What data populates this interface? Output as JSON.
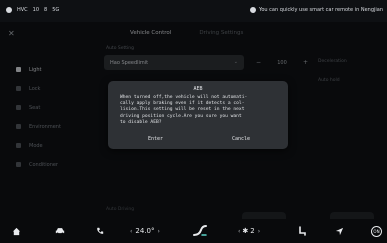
{
  "status_bar": {
    "left_items": [
      "HVC",
      "10",
      "8",
      "5G"
    ],
    "notice": "You can quickly use smart car remote in Nengjian"
  },
  "header": {
    "tabs": [
      {
        "label": "Vehicle Control",
        "active": true
      },
      {
        "label": "Driving Settings",
        "active": false
      }
    ]
  },
  "sidebar": {
    "items": [
      {
        "label": "Light",
        "active": true
      },
      {
        "label": "Lock",
        "active": false
      },
      {
        "label": "Seat",
        "active": false
      },
      {
        "label": "Environment",
        "active": false
      },
      {
        "label": "Mode",
        "active": false
      },
      {
        "label": "Conditioner",
        "active": false
      }
    ]
  },
  "content": {
    "section_label": "Auto Setting",
    "dropdown_value": "Hao Speedlimit",
    "stepper_minus": "−",
    "stepper_value": "100",
    "stepper_plus": "+",
    "side_option_1": "Deceleration",
    "side_option_2": "Auto hold",
    "bottom_label": "Auto Driving"
  },
  "dialog": {
    "title": "AEB",
    "lines": [
      "When turned off,the vehicle will not automati-",
      "cally apply braking even if it detects a col-",
      "lision.This setting will be reset in the next",
      "driving position cycle.Are you sure you want",
      "to disable AEB?"
    ],
    "confirm_label": "Enter",
    "cancel_label": "Cancle"
  },
  "dock": {
    "temp_left_arrow": "‹",
    "temperature": "24.0°",
    "temp_right_arrow": "›",
    "fan_left_arrow": "‹",
    "fan_level": "2",
    "fan_right_arrow": "›",
    "power_label": "ON"
  }
}
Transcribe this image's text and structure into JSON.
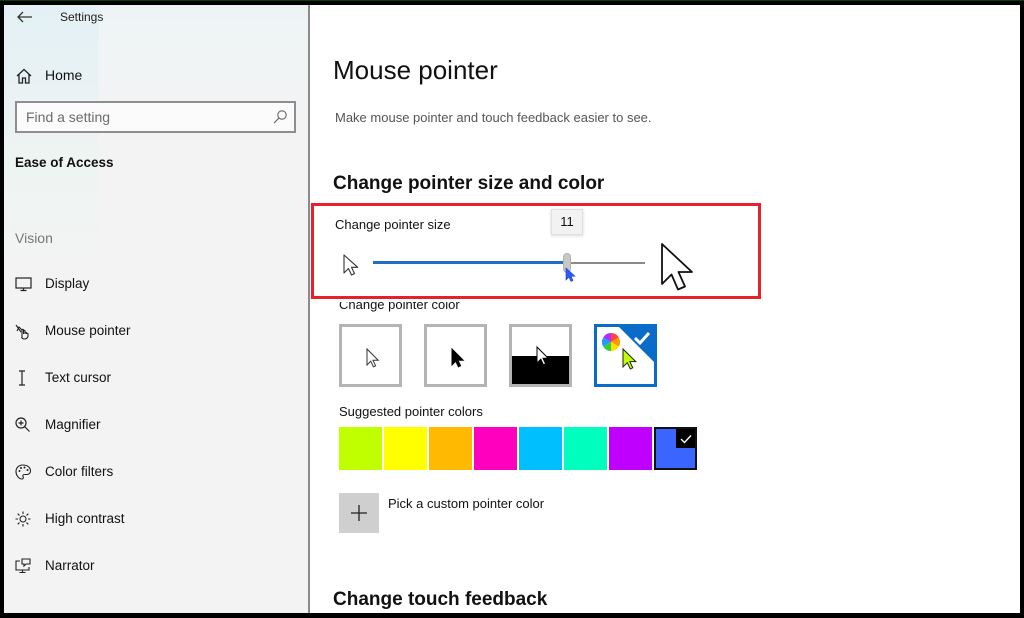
{
  "window": {
    "app_title": "Settings"
  },
  "sidebar": {
    "home_label": "Home",
    "search": {
      "placeholder": "Find a setting",
      "value": ""
    },
    "section_title": "Ease of Access",
    "group_label": "Vision",
    "items": [
      {
        "label": "Display",
        "icon": "monitor-icon"
      },
      {
        "label": "Mouse pointer",
        "icon": "mouse-pointer-hand-icon"
      },
      {
        "label": "Text cursor",
        "icon": "text-cursor-icon"
      },
      {
        "label": "Magnifier",
        "icon": "magnifier-icon"
      },
      {
        "label": "Color filters",
        "icon": "palette-icon"
      },
      {
        "label": "High contrast",
        "icon": "sun-icon"
      },
      {
        "label": "Narrator",
        "icon": "narrator-icon"
      }
    ]
  },
  "main": {
    "title": "Mouse pointer",
    "description": "Make mouse pointer and touch feedback easier to see.",
    "section_pointer": "Change pointer size and color",
    "pointer_size": {
      "label": "Change pointer size",
      "min": 1,
      "max": 15,
      "value": 11,
      "tooltip": "11"
    },
    "pointer_color": {
      "label": "Change pointer color",
      "options": [
        {
          "name": "white",
          "selected": false
        },
        {
          "name": "black",
          "selected": false
        },
        {
          "name": "inverted",
          "selected": false
        },
        {
          "name": "custom",
          "selected": true
        }
      ]
    },
    "suggested": {
      "label": "Suggested pointer colors",
      "colors": [
        "#BFFF00",
        "#FFFF00",
        "#FFB900",
        "#FF00BF",
        "#00BFFF",
        "#00FFBF",
        "#BF00FF",
        "#3A66FF"
      ],
      "selected_index": 7
    },
    "custom_color_label": "Pick a custom pointer color",
    "section_touch": "Change touch feedback"
  },
  "colors": {
    "accent": "#0A6CC8",
    "slider_fill": "#1E6FBF",
    "highlight_annotation": "#E8202A"
  }
}
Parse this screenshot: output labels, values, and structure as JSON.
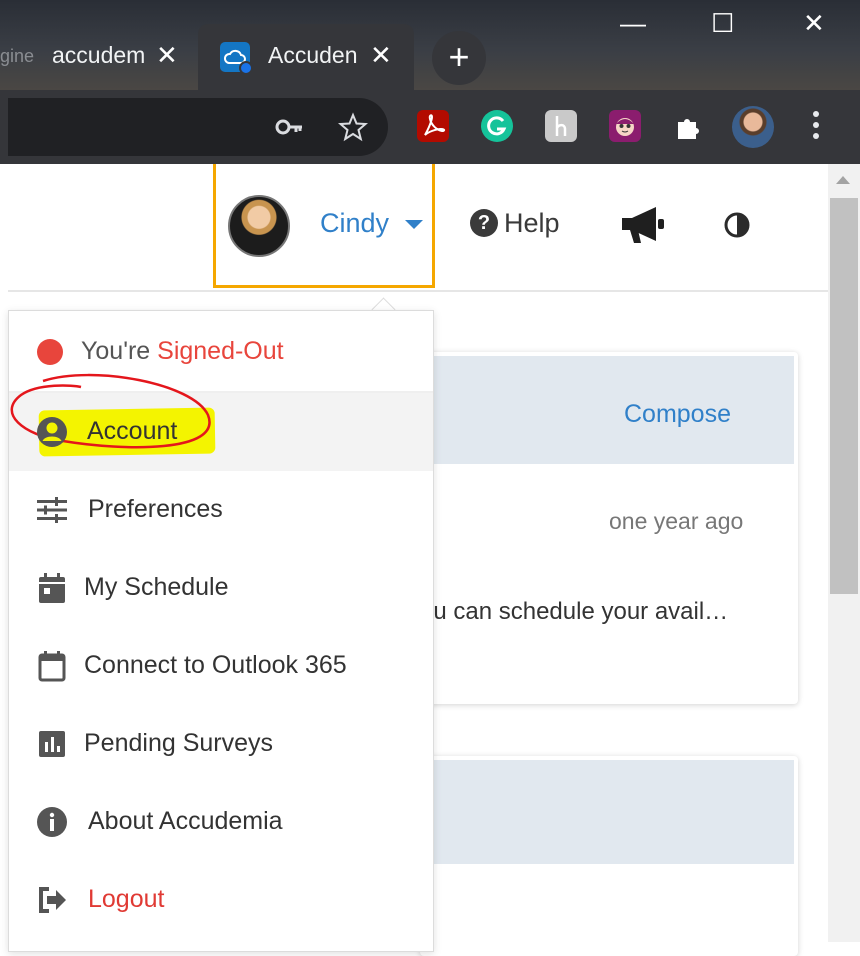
{
  "browser": {
    "tabs": [
      {
        "title": "accudem",
        "faded_prefix": "gine",
        "active": false
      },
      {
        "title": "Accuden",
        "active": true
      }
    ],
    "new_tab": "+",
    "window_controls": {
      "minimize": "—",
      "maximize": "☐",
      "close": "✕"
    },
    "tab_close": "✕",
    "toolbar_icons": [
      "key-icon",
      "star-icon",
      "adobe-acrobat-icon",
      "grammarly-icon",
      "honey-icon",
      "extension-face-icon",
      "puzzle-icon",
      "profile-avatar",
      "kebab-menu-icon"
    ]
  },
  "header": {
    "user_name": "Cindy",
    "help_label": "Help",
    "accent_color": "#f5a700",
    "link_color": "#3080c9"
  },
  "dropdown": {
    "status_prefix": "You're ",
    "status_value": "Signed-Out",
    "status_color": "#e8453c",
    "items": [
      {
        "label": "Account",
        "icon": "account-circle-icon",
        "active": true
      },
      {
        "label": "Preferences",
        "icon": "sliders-icon"
      },
      {
        "label": "My Schedule",
        "icon": "calendar-filled-icon"
      },
      {
        "label": "Connect to Outlook 365",
        "icon": "calendar-outline-icon"
      },
      {
        "label": "Pending Surveys",
        "icon": "bar-chart-icon"
      },
      {
        "label": "About Accudemia",
        "icon": "info-icon"
      },
      {
        "label": "Logout",
        "icon": "logout-icon"
      }
    ]
  },
  "content": {
    "compose_label": "Compose",
    "timestamp": "one year ago",
    "snippet": "ou can schedule your avail…"
  }
}
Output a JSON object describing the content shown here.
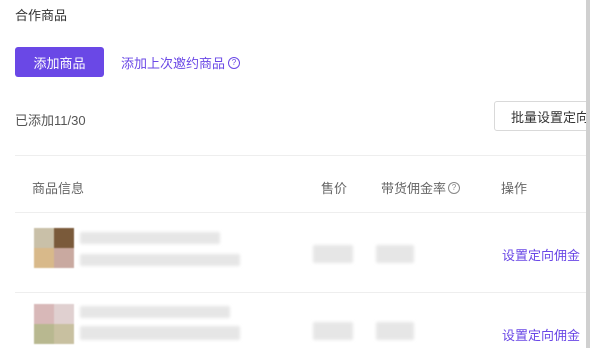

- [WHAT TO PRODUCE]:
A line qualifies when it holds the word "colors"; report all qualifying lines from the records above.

- [SOLUTION FOR THIS EXERCISE]:
      "label": "Suggested pointer colors",
      "colors": [
  "colors": {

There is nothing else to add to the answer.